Your objective: Lines where the string "view" appears are to be copied from the entries below.
─── Task inputs ───
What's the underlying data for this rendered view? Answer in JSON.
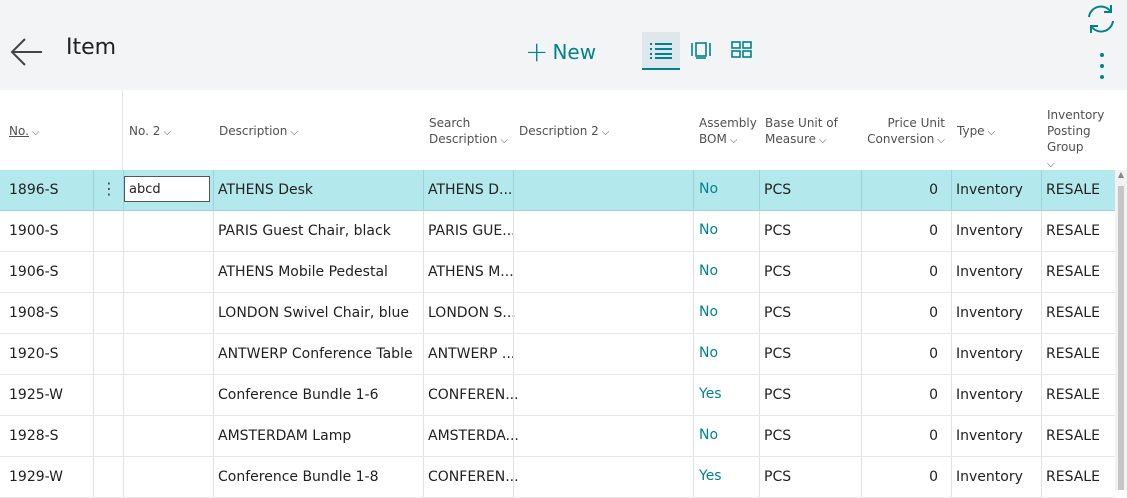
{
  "page": {
    "title": "Item",
    "new_label": "New"
  },
  "icons": {
    "back": "back-arrow-icon",
    "new": "plus-icon",
    "list_view": "list-view-icon",
    "tall_view": "tall-tiles-view-icon",
    "tile_view": "tile-view-icon",
    "refresh": "refresh-icon",
    "more": "more-options-icon"
  },
  "colors": {
    "accent": "#00838f",
    "selected_row": "#b3e8ec",
    "topbar": "#f3f4f6"
  },
  "columns": [
    {
      "key": "no",
      "label": "No.",
      "sorted": true
    },
    {
      "key": "no2",
      "label": "No. 2"
    },
    {
      "key": "description",
      "label": "Description"
    },
    {
      "key": "search_description",
      "line1": "Search",
      "line2": "Description"
    },
    {
      "key": "description2",
      "label": "Description 2"
    },
    {
      "key": "assembly_bom",
      "line1": "Assembly",
      "line2": "BOM"
    },
    {
      "key": "base_uom",
      "line1": "Base Unit of",
      "line2": "Measure"
    },
    {
      "key": "price_unit_conversion",
      "line1": "Price Unit",
      "line2": "Conversion"
    },
    {
      "key": "type",
      "label": "Type"
    },
    {
      "key": "inventory_posting_group",
      "line1": "Inventory",
      "line2": "Posting Group"
    }
  ],
  "rows": [
    {
      "no": "1896-S",
      "no2": "abcd",
      "description": "ATHENS Desk",
      "search_description": "ATHENS D...",
      "description2": "",
      "assembly_bom": "No",
      "base_uom": "PCS",
      "price_unit_conversion": "0",
      "type": "Inventory",
      "inventory_posting_group": "RESALE"
    },
    {
      "no": "1900-S",
      "no2": "",
      "description": "PARIS Guest Chair, black",
      "search_description": "PARIS GUE...",
      "description2": "",
      "assembly_bom": "No",
      "base_uom": "PCS",
      "price_unit_conversion": "0",
      "type": "Inventory",
      "inventory_posting_group": "RESALE"
    },
    {
      "no": "1906-S",
      "no2": "",
      "description": "ATHENS Mobile Pedestal",
      "search_description": "ATHENS M...",
      "description2": "",
      "assembly_bom": "No",
      "base_uom": "PCS",
      "price_unit_conversion": "0",
      "type": "Inventory",
      "inventory_posting_group": "RESALE"
    },
    {
      "no": "1908-S",
      "no2": "",
      "description": "LONDON Swivel Chair, blue",
      "search_description": "LONDON S...",
      "description2": "",
      "assembly_bom": "No",
      "base_uom": "PCS",
      "price_unit_conversion": "0",
      "type": "Inventory",
      "inventory_posting_group": "RESALE"
    },
    {
      "no": "1920-S",
      "no2": "",
      "description": "ANTWERP Conference Table",
      "search_description": "ANTWERP ...",
      "description2": "",
      "assembly_bom": "No",
      "base_uom": "PCS",
      "price_unit_conversion": "0",
      "type": "Inventory",
      "inventory_posting_group": "RESALE"
    },
    {
      "no": "1925-W",
      "no2": "",
      "description": "Conference Bundle 1-6",
      "search_description": "CONFEREN...",
      "description2": "",
      "assembly_bom": "Yes",
      "base_uom": "PCS",
      "price_unit_conversion": "0",
      "type": "Inventory",
      "inventory_posting_group": "RESALE"
    },
    {
      "no": "1928-S",
      "no2": "",
      "description": "AMSTERDAM Lamp",
      "search_description": "AMSTERDA...",
      "description2": "",
      "assembly_bom": "No",
      "base_uom": "PCS",
      "price_unit_conversion": "0",
      "type": "Inventory",
      "inventory_posting_group": "RESALE"
    },
    {
      "no": "1929-W",
      "no2": "",
      "description": "Conference Bundle 1-8",
      "search_description": "CONFEREN...",
      "description2": "",
      "assembly_bom": "Yes",
      "base_uom": "PCS",
      "price_unit_conversion": "0",
      "type": "Inventory",
      "inventory_posting_group": "RESALE"
    }
  ]
}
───
Task output:
What's the underlying data for this rendered view? Answer in JSON.
    "list_view": "list-view-icon",
    "tall_view": "tall-tiles-view-icon",
    "tile_view": "tile-view-icon",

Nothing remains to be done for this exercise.